[Data records for software interfaces]
════════════════════

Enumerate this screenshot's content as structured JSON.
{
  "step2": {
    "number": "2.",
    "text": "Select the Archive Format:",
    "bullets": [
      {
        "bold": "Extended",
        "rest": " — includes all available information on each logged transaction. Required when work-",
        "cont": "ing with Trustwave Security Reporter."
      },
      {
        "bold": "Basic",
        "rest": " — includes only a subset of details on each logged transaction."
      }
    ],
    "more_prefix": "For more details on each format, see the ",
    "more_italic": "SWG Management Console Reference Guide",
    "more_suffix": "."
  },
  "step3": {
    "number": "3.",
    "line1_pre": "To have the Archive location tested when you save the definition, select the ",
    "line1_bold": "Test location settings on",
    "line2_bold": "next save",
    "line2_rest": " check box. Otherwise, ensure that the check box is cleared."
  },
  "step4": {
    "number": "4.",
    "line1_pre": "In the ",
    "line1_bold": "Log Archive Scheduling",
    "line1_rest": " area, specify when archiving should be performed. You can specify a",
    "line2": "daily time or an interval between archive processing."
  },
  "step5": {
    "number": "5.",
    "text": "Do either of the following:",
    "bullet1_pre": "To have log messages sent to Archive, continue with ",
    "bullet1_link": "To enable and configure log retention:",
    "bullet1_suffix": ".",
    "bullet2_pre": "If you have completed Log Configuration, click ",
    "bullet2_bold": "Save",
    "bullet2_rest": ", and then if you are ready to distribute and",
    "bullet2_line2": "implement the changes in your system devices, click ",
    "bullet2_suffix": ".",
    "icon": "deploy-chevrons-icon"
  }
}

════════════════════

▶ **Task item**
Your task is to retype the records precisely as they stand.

▶ **Solution below**
Enumerate this screenshot's content as structured JSON.
{
  "step2": {
    "number": "2.",
    "text": "Select the Archive Format:",
    "bullets": [
      {
        "bold": "Extended",
        "rest": " — includes all available information on each logged transaction. Required when work-",
        "cont": "ing with Trustwave Security Reporter."
      },
      {
        "bold": "Basic",
        "rest": " — includes only a subset of details on each logged transaction."
      }
    ],
    "more_prefix": "For more details on each format, see the ",
    "more_italic": "SWG Management Console Reference Guide",
    "more_suffix": "."
  },
  "step3": {
    "number": "3.",
    "line1_pre": "To have the Archive location tested when you save the definition, select the ",
    "line1_bold": "Test location settings on",
    "line2_bold": "next save",
    "line2_rest": " check box. Otherwise, ensure that the check box is cleared."
  },
  "step4": {
    "number": "4.",
    "line1_pre": "In the ",
    "line1_bold": "Log Archive Scheduling",
    "line1_rest": " area, specify when archiving should be performed. You can specify a",
    "line2": "daily time or an interval between archive processing."
  },
  "step5": {
    "number": "5.",
    "text": "Do either of the following:",
    "bullet1_pre": "To have log messages sent to Archive, continue with ",
    "bullet1_link": "To enable and configure log retention:",
    "bullet1_suffix": ".",
    "bullet2_pre": "If you have completed Log Configuration, click ",
    "bullet2_bold": "Save",
    "bullet2_rest": ", and then if you are ready to distribute and",
    "bullet2_line2": "implement the changes in your system devices, click ",
    "bullet2_suffix": ".",
    "icon": "deploy-chevrons-icon"
  }
}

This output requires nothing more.